Have you ever wondered when and how did the first animals appear on Earth? Well, we humans have always longed for the answers. Researchers and colleagues from Uppsala University in Denmark have jointly discovered embryo-like microfossils up to 570 million years old. The study revealed that organisms of this type were dispersed throughout the world.
The study’s first author and a paleontologist at Uppsala University, Sebastian William says, ”We believe this discovery of ours improves our scope for understanding the period in Earth’s history when animals first appeared – and is likely to prompt many interesting discussions”.
Today there is substantial evidence that animals existed around 540 million years ago on Earth.
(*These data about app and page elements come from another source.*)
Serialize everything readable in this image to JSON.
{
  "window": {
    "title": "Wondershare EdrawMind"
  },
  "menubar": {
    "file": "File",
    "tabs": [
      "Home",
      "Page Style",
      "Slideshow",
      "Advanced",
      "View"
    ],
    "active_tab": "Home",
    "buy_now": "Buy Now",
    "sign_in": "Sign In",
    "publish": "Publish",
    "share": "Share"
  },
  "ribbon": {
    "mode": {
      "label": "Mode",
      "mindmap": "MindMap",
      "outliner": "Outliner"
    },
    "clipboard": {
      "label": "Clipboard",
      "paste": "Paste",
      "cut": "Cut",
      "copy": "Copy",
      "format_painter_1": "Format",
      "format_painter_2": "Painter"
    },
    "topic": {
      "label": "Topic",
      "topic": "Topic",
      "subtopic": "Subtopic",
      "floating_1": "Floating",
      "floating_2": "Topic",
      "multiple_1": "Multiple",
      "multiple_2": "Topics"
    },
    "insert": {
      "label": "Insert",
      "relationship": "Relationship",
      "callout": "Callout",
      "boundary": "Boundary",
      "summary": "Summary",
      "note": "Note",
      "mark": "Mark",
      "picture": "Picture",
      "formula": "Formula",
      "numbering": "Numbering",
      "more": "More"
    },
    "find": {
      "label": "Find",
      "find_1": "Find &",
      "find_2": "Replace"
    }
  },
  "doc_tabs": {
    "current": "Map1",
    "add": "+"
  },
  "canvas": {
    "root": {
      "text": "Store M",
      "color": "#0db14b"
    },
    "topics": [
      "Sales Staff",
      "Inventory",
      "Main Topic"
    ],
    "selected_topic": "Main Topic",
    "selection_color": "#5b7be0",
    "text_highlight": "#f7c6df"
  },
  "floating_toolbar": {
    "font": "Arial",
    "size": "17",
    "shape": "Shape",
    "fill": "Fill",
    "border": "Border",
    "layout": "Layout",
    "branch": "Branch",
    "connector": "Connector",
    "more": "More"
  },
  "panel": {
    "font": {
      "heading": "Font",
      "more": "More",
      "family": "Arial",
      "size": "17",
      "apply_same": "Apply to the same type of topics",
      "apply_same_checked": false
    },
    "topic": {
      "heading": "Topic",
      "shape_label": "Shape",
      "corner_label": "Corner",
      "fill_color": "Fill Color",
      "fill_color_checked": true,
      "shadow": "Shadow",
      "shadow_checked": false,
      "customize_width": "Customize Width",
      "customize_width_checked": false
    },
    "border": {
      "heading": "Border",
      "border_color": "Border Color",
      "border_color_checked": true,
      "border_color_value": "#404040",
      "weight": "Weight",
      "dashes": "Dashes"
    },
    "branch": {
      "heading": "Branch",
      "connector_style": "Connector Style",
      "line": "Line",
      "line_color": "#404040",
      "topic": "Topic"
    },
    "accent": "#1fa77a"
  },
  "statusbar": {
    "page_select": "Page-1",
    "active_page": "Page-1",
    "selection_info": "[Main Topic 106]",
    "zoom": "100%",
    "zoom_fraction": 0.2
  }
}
This was when an event is known as ”Cambrian Explosion” took place. This event refers to the sudden appearance in the fossil record of complex animals with mineralized skeletal remains. Fossils of many animals from the Cambrian period still exist. At this point, no life yet lived on land; all life was aquatic. There are conflicting views among the research team on whether the fossils from that period could be classified as animals.
Scientists from the University of Copenhagen and Geological Survey of Denmark found that microfossils of animal eggs and embryo in the rocks that are 570-560 million years old. The discovery assured researchers the presence of significant complicated life in that era. Southern China’s Doushantuo Formation, which is around 600 million years old, revealed similar findings.
When these animals were alive, there was only one massive supercontinent called Rodinia; therefore, it could be said that these organisms were spread throughout the world. Scientists believe that this discovery provides opportunities to understand the evolution of first single-celled and multi cellular organisms, which eventually developed into the first animals and intelligent life.
Reference: ”Ediacaran Doushantuo-type biota discovered in Laurentia” by Sebastian William and John S. Peel, 6 November 2020, Communications Biology.